(Dataset entries)

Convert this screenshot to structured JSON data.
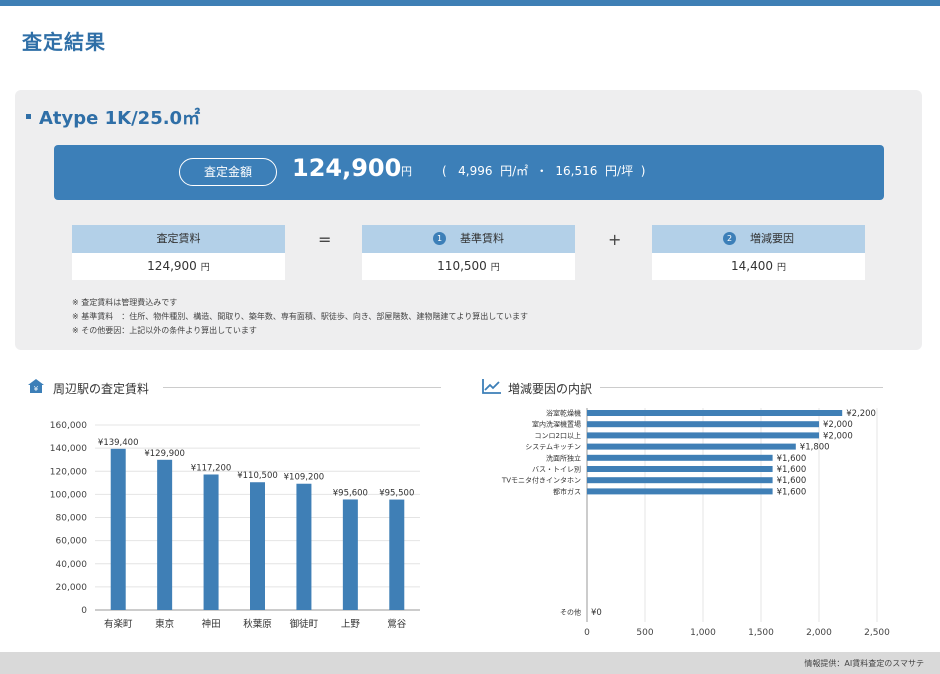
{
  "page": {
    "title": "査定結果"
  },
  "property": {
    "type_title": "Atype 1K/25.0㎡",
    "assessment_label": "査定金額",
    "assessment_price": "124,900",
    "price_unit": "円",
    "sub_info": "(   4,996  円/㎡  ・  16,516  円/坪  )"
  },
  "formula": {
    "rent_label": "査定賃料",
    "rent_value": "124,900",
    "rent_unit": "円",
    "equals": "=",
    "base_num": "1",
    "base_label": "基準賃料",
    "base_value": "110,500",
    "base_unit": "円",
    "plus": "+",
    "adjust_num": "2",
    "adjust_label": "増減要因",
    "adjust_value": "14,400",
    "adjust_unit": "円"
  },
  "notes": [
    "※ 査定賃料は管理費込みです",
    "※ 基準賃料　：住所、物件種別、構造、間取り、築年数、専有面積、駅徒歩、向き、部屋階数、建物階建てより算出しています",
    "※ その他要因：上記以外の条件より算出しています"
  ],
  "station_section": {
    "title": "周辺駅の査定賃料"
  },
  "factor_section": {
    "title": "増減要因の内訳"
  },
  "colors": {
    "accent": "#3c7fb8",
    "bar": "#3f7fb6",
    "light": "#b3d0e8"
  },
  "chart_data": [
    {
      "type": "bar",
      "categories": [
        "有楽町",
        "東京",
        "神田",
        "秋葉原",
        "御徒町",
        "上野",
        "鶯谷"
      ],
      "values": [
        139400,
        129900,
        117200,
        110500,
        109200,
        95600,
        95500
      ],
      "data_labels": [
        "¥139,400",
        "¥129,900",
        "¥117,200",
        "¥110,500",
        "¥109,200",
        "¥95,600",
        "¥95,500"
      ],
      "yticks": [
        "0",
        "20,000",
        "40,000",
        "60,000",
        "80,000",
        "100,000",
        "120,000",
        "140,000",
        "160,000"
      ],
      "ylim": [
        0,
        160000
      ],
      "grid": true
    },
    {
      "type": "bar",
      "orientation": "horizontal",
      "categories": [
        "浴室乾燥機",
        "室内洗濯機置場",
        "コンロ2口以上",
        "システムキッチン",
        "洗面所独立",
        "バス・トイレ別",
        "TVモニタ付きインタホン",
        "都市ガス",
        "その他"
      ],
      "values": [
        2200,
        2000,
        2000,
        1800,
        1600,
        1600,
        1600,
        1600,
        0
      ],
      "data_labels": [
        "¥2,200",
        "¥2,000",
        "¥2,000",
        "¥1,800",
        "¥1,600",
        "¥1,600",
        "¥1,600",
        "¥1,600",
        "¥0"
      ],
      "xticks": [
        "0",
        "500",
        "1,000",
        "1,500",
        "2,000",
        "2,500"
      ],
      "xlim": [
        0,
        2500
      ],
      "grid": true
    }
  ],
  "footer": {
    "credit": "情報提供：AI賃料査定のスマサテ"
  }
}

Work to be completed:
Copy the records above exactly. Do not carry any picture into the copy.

Response to this exercise:
Convert this screenshot to structured JSON data.
{
  "page": {
    "title": "査定結果"
  },
  "property": {
    "type_title": "Atype 1K/25.0㎡",
    "assessment_label": "査定金額",
    "assessment_price": "124,900",
    "price_unit": "円",
    "sub_info": "(   4,996  円/㎡  ・  16,516  円/坪  )"
  },
  "formula": {
    "rent_label": "査定賃料",
    "rent_value": "124,900",
    "rent_unit": "円",
    "equals": "=",
    "base_num": "1",
    "base_label": "基準賃料",
    "base_value": "110,500",
    "base_unit": "円",
    "plus": "+",
    "adjust_num": "2",
    "adjust_label": "増減要因",
    "adjust_value": "14,400",
    "adjust_unit": "円"
  },
  "notes": [
    "※ 査定賃料は管理費込みです",
    "※ 基準賃料　：住所、物件種別、構造、間取り、築年数、専有面積、駅徒歩、向き、部屋階数、建物階建てより算出しています",
    "※ その他要因：上記以外の条件より算出しています"
  ],
  "station_section": {
    "title": "周辺駅の査定賃料"
  },
  "factor_section": {
    "title": "増減要因の内訳"
  },
  "colors": {
    "accent": "#3c7fb8",
    "bar": "#3f7fb6",
    "light": "#b3d0e8"
  },
  "chart_data": [
    {
      "type": "bar",
      "categories": [
        "有楽町",
        "東京",
        "神田",
        "秋葉原",
        "御徒町",
        "上野",
        "鶯谷"
      ],
      "values": [
        139400,
        129900,
        117200,
        110500,
        109200,
        95600,
        95500
      ],
      "data_labels": [
        "¥139,400",
        "¥129,900",
        "¥117,200",
        "¥110,500",
        "¥109,200",
        "¥95,600",
        "¥95,500"
      ],
      "yticks": [
        "0",
        "20,000",
        "40,000",
        "60,000",
        "80,000",
        "100,000",
        "120,000",
        "140,000",
        "160,000"
      ],
      "ylim": [
        0,
        160000
      ],
      "grid": true
    },
    {
      "type": "bar",
      "orientation": "horizontal",
      "categories": [
        "浴室乾燥機",
        "室内洗濯機置場",
        "コンロ2口以上",
        "システムキッチン",
        "洗面所独立",
        "バス・トイレ別",
        "TVモニタ付きインタホン",
        "都市ガス",
        "その他"
      ],
      "values": [
        2200,
        2000,
        2000,
        1800,
        1600,
        1600,
        1600,
        1600,
        0
      ],
      "data_labels": [
        "¥2,200",
        "¥2,000",
        "¥2,000",
        "¥1,800",
        "¥1,600",
        "¥1,600",
        "¥1,600",
        "¥1,600",
        "¥0"
      ],
      "xticks": [
        "0",
        "500",
        "1,000",
        "1,500",
        "2,000",
        "2,500"
      ],
      "xlim": [
        0,
        2500
      ],
      "grid": true
    }
  ],
  "footer": {
    "credit": "情報提供：AI賃料査定のスマサテ"
  }
}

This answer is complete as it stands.